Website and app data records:
# # # # #

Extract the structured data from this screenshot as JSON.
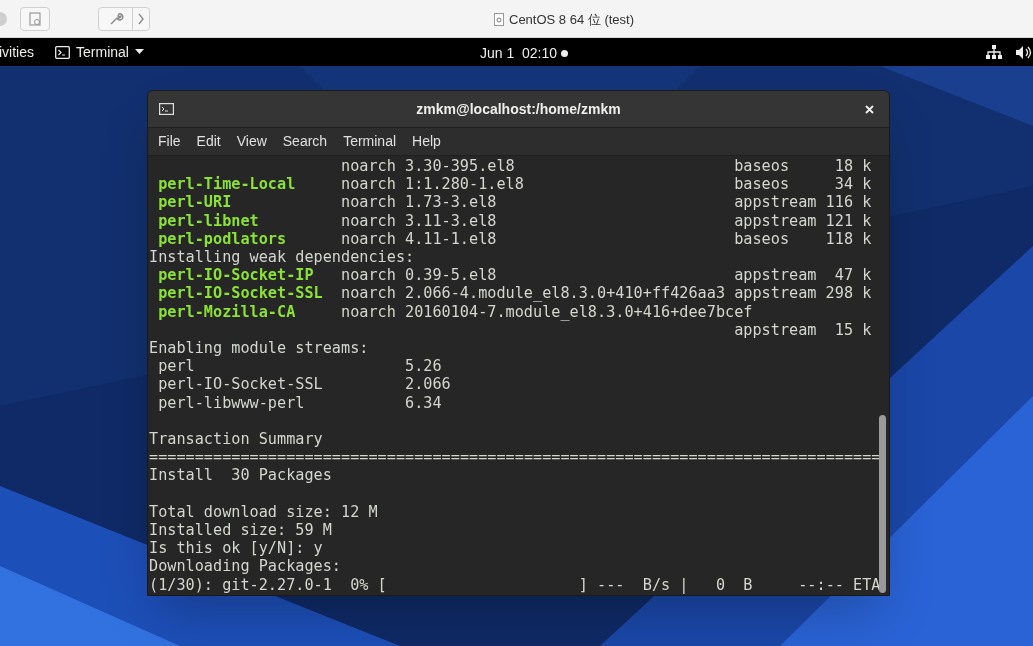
{
  "host_window": {
    "title": "CentOS 8 64 位 (test)"
  },
  "top_bar": {
    "activities": "ivities",
    "app_menu": "Terminal",
    "clock": "Jun 1  02:10",
    "notification_dot": true
  },
  "terminal": {
    "title": "zmkm@localhost:/home/zmkm",
    "menu": [
      "File",
      "Edit",
      "View",
      "Search",
      "Terminal",
      "Help"
    ],
    "lines": [
      {
        "kind": "package",
        "arch": "noarch",
        "version": "3.30-395.el8",
        "repo": "baseos",
        "size": "18 k"
      },
      {
        "kind": "package",
        "name": "perl-Time-Local",
        "arch": "noarch",
        "version": "1:1.280-1.el8",
        "repo": "baseos",
        "size": "34 k"
      },
      {
        "kind": "package",
        "name": "perl-URI",
        "arch": "noarch",
        "version": "1.73-3.el8",
        "repo": "appstream",
        "size": "116 k"
      },
      {
        "kind": "package",
        "name": "perl-libnet",
        "arch": "noarch",
        "version": "3.11-3.el8",
        "repo": "appstream",
        "size": "121 k"
      },
      {
        "kind": "package",
        "name": "perl-podlators",
        "arch": "noarch",
        "version": "4.11-1.el8",
        "repo": "baseos",
        "size": "118 k"
      },
      {
        "kind": "text",
        "text": "Installing weak dependencies:"
      },
      {
        "kind": "package",
        "name": "perl-IO-Socket-IP",
        "arch": "noarch",
        "version": "0.39-5.el8",
        "repo": "appstream",
        "size": "47 k"
      },
      {
        "kind": "package",
        "name": "perl-IO-Socket-SSL",
        "arch": "noarch",
        "version": "2.066-4.module_el8.3.0+410+ff426aa3",
        "repo": "appstream",
        "size": "298 k"
      },
      {
        "kind": "package",
        "name": "perl-Mozilla-CA",
        "arch": "noarch",
        "version": "20160104-7.module_el8.3.0+416+dee7bcef",
        "repo": "appstream",
        "size": "15 k"
      },
      {
        "kind": "text",
        "text": "Enabling module streams:"
      },
      {
        "kind": "module",
        "name": "perl",
        "stream": "5.26"
      },
      {
        "kind": "module",
        "name": "perl-IO-Socket-SSL",
        "stream": "2.066"
      },
      {
        "kind": "module",
        "name": "perl-libwww-perl",
        "stream": "6.34"
      },
      {
        "kind": "blank"
      },
      {
        "kind": "text",
        "text": "Transaction Summary"
      },
      {
        "kind": "text",
        "text": "================================================================================"
      },
      {
        "kind": "text",
        "text": "Install  30 Packages"
      },
      {
        "kind": "blank"
      },
      {
        "kind": "text",
        "text": "Total download size: 12 M"
      },
      {
        "kind": "text",
        "text": "Installed size: 59 M"
      },
      {
        "kind": "text",
        "text": "Is this ok [y/N]: y"
      },
      {
        "kind": "text",
        "text": "Downloading Packages:"
      },
      {
        "kind": "text",
        "text": "(1/30): git-2.27.0-1  0% [                     ] ---  B/s |   0  B     --:-- ETA"
      }
    ]
  }
}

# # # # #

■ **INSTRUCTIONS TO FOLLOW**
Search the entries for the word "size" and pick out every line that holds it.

■ **RESPONSE**
        "size": "18 k"
        "size": "34 k"
        "size": "116 k"
        "size": "121 k"
        "size": "118 k"
        "size": "47 k"
        "size": "298 k"
        "size": "15 k"
        "text": "Total download size: 12 M"
        "text": "Installed size: 59 M"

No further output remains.